This particular version is Extra Cool because it’s only part of the standard saints life. There aren’t English translations of any of the Latin versions available online, that I can find, but TEAMS online have a parallel text of the Anglo-Norman life of St Thais, and there’s a version in the Caxton Golden Legend. Those narratives have as their climax the scene where Thais sells her goods, delivers a mini-sermon, and reproaches the men who she has sinned with before. The standard saints life also takes care to put more distance between Thais and the priest Pannutius – has her walled up in a cell, has Pannutius deliver some scathing words about how she deserves to piss in her chamber, and doesn’t let her out again until her death.

The version in the Northern Homily Cycle is designed to complement John 3:16-21, especially the bits on evildoers withdrawing from the light. That, to some extent, explains the joke-like format: it’s a humorous anecdote to be built into vernacular preaching. If you needed a reminder that homilies and sermons can be Really Cool, this is it.

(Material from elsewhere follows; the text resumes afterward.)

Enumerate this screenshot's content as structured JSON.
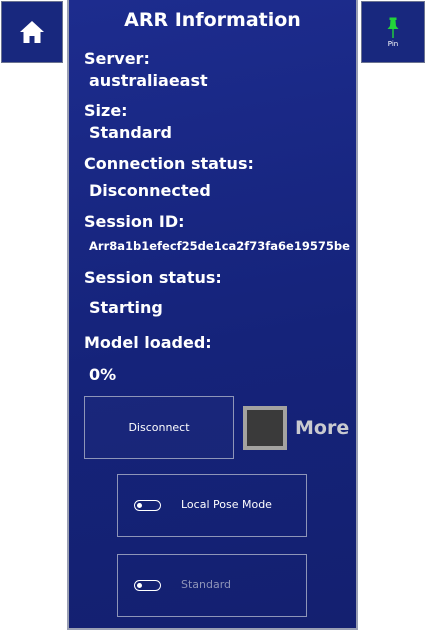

(Image above: St Thais or Mary Magdalen, because all prostitutes are interchangable, right? 17th c, Jusepe de Ribera)

Amy Brown is Assistant in Medieval English Literature at the University of Geneva. She works on opposite-sex friendship, and maintains the belief, despite all evidence to the contrary, that obsessively tracking minute differences between adaptations and translations might lead her to something Really Cool.

You can find her blogging occasionally at Australian Medievalists, or nattering on twitter as @amisamileandme.

Show us your REALLY cool stuff!

Show us your REALLY cool stuff!


Hey you. Yes you. You’ve found some Really Cool Stuff in your research. Maybe your research is also Relevant To Society, has Impact (TM), and is easy to explain to your relatives at family dinners. This blog is not about that. This blog is about the REALLY COOL, obscure part that you know people would get excited about *if only they knew*. You’re a young/early career scholar, you’ll have plenty of opportunities to convince people your research is relevant: we just want to know what you’ve found that’s cool.


So show us your Cool Research! It doesn’t have to be a coherent conference paper, or have a definite argument, or even be your latest research. We all have those small, throwaway bits that cannot quite fit in our thesis/article/paper but IT’S SO COOL! Don’t just throw it out, share it with us! We are looking for 500-word submissions on that one thing that excites you right now, that gets you motivated to continue the research, that in real life you’d love to shove in people’s faces and scream ‘LOOK AT THIS HOW COOL IS THIS ISN’T THIS AWESOME????’.


Now, before you go all, well I LOVE viking burials but I haven’t researched any yet, lemme tell you: it doesn’t matter! It’s not a peer-reviewed journal. It’s reviewed by two humanities doctoral researchers, and the only thing we are looking for is your enthusiasm for the topic and a specific example of why it’s so Really Cool. So if you are a young researcher, and you are excited about something, let us and everybody else know! Send your 500-words submission (we also LOVE images), and an optional 100-word bio, to, and we will be in touch!